Kale, a plant that grows well in the chilly months, has been one of the most appealing choices at the grocery lately, with Swiss Chard a close second. The bundled leaves have gained in size over the winter months, and the varieties have kept my soups and sides interesting.
Kale provides vitamins A, C, K, calcium, iron, potassium and fiber. When introducing kids and stubborn adults to the green, substitute it for spinach. Kale and ricotta raviolis. Kale frittata. Kale wedding soup. Kale lasagna. Kale gratin (but easy on the cream).
Check out the story on Kale in the NY Times: Kale: The Winter Green
I recently prepared a soup boasting greens that turned out far tastier than I imagined. Okay, sure, I made it with Swiss chard (photo above), but it would work beautifully with kale, and make for a more interesting texture. The soup imparts sweet and earthy flavors, with a richness from Madeira wine.
Vegetable Barley Soup with Porcini and Kale
- 1/2 oz dried Porcini mushrooms, well cleaned to remove sand
- 1 tsp unsalted butter + 2 tsp extra virgin olive oil
- 1 onion, small dice
- 1/2 tsp fresh thyme leaves
- 1 tsp kosher or sea salt
- 1/2 tsp fresh ground black pepper
- 1/2 cup pearled barley
- 1/4 cup Madeira wine
- 1 (14 oz) can diced tomatoes, drained and liquid reserved
- 1 quart vegetable broth (recommend Imagine brand or homemade)
- 1 # sweet potatoes (about 2), peeled and cut into 1/2″ pieces
- 1 bunch kale, washed, stems separated from leaves and each chopped into 1/2″ pieces
- Cover mushrooms with 1 1/2 cups very hot water and let steep 20 minutes.
- In a large soup pot, saute onion in butter and olive oil. Add thyme, salt and pepper.
- Stir in the barley and cook until it gains color and starts to smell sweet.
- Drain Porcinis while reserving soaking liquid. Chop mushrooms and add to pot. Raise heat to high and add Madeira; stir until the wine evaporates.

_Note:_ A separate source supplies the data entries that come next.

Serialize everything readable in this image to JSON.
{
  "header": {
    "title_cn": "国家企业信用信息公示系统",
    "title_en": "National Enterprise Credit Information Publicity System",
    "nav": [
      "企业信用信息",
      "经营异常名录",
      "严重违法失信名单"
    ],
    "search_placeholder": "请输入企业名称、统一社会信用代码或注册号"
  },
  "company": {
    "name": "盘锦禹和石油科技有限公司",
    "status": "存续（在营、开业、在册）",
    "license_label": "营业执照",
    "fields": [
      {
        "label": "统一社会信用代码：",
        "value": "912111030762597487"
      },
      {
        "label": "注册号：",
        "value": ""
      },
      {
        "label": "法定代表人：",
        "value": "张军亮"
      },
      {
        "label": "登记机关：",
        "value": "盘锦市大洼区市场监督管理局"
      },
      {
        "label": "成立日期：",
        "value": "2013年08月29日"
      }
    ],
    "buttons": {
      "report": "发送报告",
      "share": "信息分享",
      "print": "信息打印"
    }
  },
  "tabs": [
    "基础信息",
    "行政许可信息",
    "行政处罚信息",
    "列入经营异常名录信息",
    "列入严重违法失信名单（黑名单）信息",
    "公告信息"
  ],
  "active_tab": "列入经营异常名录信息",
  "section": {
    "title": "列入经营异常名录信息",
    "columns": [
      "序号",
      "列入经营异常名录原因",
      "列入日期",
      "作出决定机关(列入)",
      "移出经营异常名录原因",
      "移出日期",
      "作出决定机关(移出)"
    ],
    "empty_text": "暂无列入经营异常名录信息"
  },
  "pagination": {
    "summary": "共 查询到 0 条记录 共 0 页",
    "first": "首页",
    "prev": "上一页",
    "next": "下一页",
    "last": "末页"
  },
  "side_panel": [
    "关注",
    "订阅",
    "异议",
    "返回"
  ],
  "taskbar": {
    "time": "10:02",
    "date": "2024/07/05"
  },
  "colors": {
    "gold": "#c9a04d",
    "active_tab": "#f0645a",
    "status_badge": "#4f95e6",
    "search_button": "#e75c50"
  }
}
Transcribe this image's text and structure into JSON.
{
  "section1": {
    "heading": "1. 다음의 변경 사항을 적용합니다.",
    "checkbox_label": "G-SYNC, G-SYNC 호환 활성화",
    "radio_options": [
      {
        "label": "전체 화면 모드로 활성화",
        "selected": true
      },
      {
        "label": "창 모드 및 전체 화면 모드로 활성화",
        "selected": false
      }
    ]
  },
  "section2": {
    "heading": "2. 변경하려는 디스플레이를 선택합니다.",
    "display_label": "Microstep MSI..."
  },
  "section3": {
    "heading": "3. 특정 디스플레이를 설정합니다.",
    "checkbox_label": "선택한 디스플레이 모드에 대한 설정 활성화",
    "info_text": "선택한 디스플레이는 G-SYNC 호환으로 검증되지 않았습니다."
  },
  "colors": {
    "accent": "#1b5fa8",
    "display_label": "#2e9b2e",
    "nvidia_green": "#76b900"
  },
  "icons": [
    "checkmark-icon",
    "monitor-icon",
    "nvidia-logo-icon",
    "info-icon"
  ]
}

Add tomato liquid, broth and kale stems; simmer 25 minutes.
- Add tomatoes, sweet potatoes, and kale leaves; simmer until potatoes and kale are tender, 20-30 minutes. Season with additional salt, pepper and Madeira, if desired.